Dataset rows describing interfaces
# # #

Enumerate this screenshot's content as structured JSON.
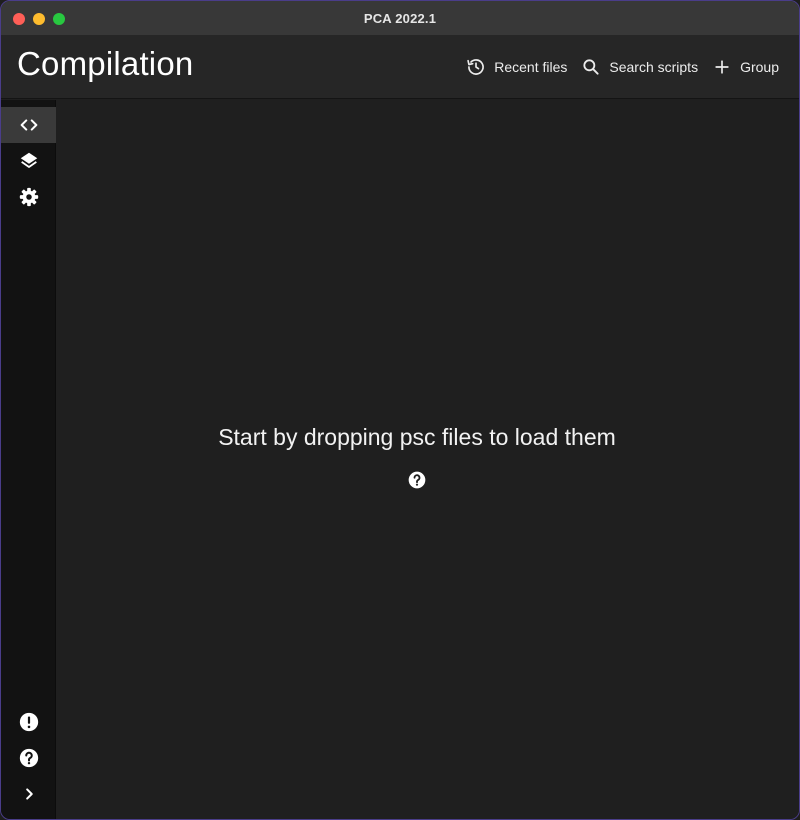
{
  "window": {
    "title": "PCA 2022.1"
  },
  "header": {
    "title": "Compilation",
    "actions": [
      {
        "label": "Recent files",
        "icon": "history-icon"
      },
      {
        "label": "Search scripts",
        "icon": "search-icon"
      },
      {
        "label": "Group",
        "icon": "plus-icon"
      }
    ]
  },
  "sidebar": {
    "top_items": [
      {
        "icon": "code-icon",
        "active": true
      },
      {
        "icon": "layers-icon",
        "active": false
      },
      {
        "icon": "gear-icon",
        "active": false
      }
    ],
    "bottom_items": [
      {
        "icon": "alert-icon"
      },
      {
        "icon": "help-icon"
      },
      {
        "icon": "chevron-right-icon"
      }
    ]
  },
  "main": {
    "empty_message": "Start by dropping psc files to load them",
    "help_icon": "help-icon"
  },
  "colors": {
    "background": "#1f1f1f",
    "header": "#262626",
    "sidebar": "#121212",
    "active_item": "#3a3a3a"
  }
}
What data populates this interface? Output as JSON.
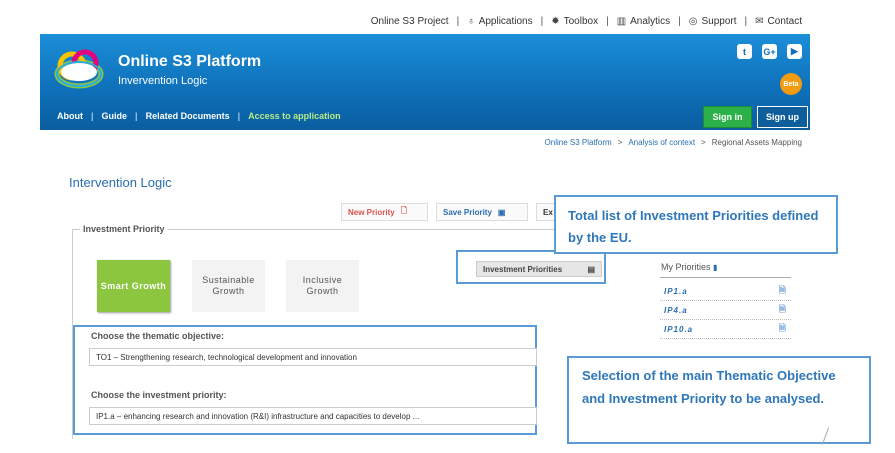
{
  "topnav": {
    "project": "Online S3 Project",
    "applications": "Applications",
    "toolbox": "Toolbox",
    "analytics": "Analytics",
    "support": "Support",
    "contact": "Contact"
  },
  "banner": {
    "title": "Online S3 Platform",
    "subtitle": "Invervention Logic",
    "social": [
      "twitter",
      "google-plus",
      "youtube"
    ],
    "beta": "Beta"
  },
  "menu": {
    "about": "About",
    "guide": "Guide",
    "related": "Related Documents",
    "access": "Access to application"
  },
  "auth": {
    "signin": "Sign in",
    "signup": "Sign up"
  },
  "breadcrumb": {
    "home": "Online S3 Platform",
    "analysis": "Analysis of context",
    "current": "Regional Assets Mapping",
    "sep": ">"
  },
  "page_title": "Intervention Logic",
  "actions": {
    "new_priority": "New Priority",
    "save_priority": "Save Priority",
    "export": "Ex"
  },
  "fieldset_legend": "Investment Priority",
  "growth": {
    "smart": "Smart Growth",
    "sustainable": "Sustainable Growth",
    "inclusive": "Inclusive Growth"
  },
  "investment_priorities_button": "Investment Priorities",
  "thematic": {
    "label": "Choose the thematic objective:",
    "value": "TO1 – Strengthening research, technological development and innovation"
  },
  "investment": {
    "label": "Choose the investment priority:",
    "value": "IP1.a – enhancing research and innovation (R&I) infrastructure and capacities to develop ..."
  },
  "my_priorities": {
    "title": "My Priorities",
    "items": [
      "IP1.a",
      "IP4.a",
      "IP10.a"
    ]
  },
  "callouts": {
    "total_list": "Total list of Investment Priorities defined by the EU.",
    "selection": "Selection of the main Thematic Objective and Investment Priority to be analysed."
  },
  "colors": {
    "banner": "#0e6fb8",
    "accent_green": "#8cc63f",
    "signin": "#2bb04a",
    "callout_border": "#5b9bd5",
    "link": "#2a6db0"
  }
}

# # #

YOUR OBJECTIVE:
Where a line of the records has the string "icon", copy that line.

YOUR RESPONSE:
        "icon": "history-icon"
        "icon": "search-icon"
        "icon": "plus-icon"
        "icon": "code-icon",
        "icon": "layers-icon",
        "icon": "gear-icon",
        "icon": "alert-icon"
        "icon": "help-icon"
        "icon": "chevron-right-icon"
    "help_icon": "help-icon"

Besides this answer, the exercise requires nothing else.